Expect a sincere effort to memorialize Senator Edward Kennedy by naming an eventual health care act after him. It would be exceedingly appropriate unless the bill is not substantive reform. In that case it would become a heartbreaking false tribute.
Senator Kennedy believed fully in the power of government to do good. A bill devoid of a robust public option would not honor the history of his effort to advance health care reform.
Senator Kennedy cared deeply about those without voice and means. An act not extending a generous and caring hand to the poor and disenfranchised could not in good conscious carry his name.
Senator Kennedy believed that affordable health care for people with average resources was essential. Legislation that allows medical impoverishment and bankruptcy to persist would not respect his memory.
Senator Kennedy believed that health care needed to be portable. A bill not allowing Americans to carry their coverage with them or seamlessly switch to a public plan could not be a tribute to his effort to prevent health care insecurity.
Senator Kennedy believed that health care practices needed reform. Legislation that merely mandates coverage along with minor tax incentives that does not address practices, care quality, better outcomes, and payment restructuring would not reflect his vision.
Ted Kennedy’s moral commitment to health care as a right and not a privilege was exemplary; anything less at this time cannot yet be his legacy.

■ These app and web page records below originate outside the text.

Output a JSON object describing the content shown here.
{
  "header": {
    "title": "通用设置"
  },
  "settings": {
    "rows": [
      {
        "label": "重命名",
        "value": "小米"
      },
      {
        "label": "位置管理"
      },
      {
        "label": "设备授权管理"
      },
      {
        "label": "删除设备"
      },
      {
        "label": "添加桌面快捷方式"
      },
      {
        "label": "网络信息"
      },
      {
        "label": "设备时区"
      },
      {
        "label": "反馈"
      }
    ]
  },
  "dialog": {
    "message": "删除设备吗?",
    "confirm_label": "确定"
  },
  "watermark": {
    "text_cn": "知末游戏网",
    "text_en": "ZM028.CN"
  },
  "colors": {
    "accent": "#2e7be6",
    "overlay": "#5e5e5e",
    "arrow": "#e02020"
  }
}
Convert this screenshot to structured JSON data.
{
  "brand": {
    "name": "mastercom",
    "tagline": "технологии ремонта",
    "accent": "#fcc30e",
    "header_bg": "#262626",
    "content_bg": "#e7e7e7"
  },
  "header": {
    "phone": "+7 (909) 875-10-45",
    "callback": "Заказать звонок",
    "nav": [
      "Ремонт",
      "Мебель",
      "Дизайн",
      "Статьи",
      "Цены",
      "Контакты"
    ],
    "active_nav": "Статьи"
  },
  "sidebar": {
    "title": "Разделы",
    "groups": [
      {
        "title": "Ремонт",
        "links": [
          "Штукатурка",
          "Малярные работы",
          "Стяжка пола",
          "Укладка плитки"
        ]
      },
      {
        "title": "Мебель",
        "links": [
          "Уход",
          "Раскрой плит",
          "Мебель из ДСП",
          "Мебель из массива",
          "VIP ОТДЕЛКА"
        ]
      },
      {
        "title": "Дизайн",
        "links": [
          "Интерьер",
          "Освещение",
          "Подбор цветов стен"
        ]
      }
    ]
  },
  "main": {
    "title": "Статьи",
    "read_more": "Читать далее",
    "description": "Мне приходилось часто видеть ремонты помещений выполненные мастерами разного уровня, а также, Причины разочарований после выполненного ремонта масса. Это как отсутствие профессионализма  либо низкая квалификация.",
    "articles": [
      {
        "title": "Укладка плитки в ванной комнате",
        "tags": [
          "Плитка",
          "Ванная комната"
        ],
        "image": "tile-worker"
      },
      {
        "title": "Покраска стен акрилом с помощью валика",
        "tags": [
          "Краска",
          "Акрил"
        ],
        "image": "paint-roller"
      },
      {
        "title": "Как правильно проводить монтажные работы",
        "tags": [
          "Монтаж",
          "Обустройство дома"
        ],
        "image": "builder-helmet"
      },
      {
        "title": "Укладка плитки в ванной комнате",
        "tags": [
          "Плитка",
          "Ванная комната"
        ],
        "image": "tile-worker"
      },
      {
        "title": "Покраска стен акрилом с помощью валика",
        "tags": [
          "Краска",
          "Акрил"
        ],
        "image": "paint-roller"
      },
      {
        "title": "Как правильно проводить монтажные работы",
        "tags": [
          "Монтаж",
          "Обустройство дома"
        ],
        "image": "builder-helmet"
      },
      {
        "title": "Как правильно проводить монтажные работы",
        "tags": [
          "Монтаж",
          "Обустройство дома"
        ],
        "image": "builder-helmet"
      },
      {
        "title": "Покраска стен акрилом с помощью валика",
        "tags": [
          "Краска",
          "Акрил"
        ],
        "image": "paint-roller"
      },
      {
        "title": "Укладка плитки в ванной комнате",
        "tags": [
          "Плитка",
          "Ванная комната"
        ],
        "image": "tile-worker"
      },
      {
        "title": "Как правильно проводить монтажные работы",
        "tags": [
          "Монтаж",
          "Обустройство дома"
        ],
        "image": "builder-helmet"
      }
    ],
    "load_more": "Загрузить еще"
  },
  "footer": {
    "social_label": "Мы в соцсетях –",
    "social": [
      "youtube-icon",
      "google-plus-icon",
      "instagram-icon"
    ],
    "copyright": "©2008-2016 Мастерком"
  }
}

“…let us resolve that the state of a family's health shall never depend on the size of a family's wealth.” - Senator Edward M. Kennedy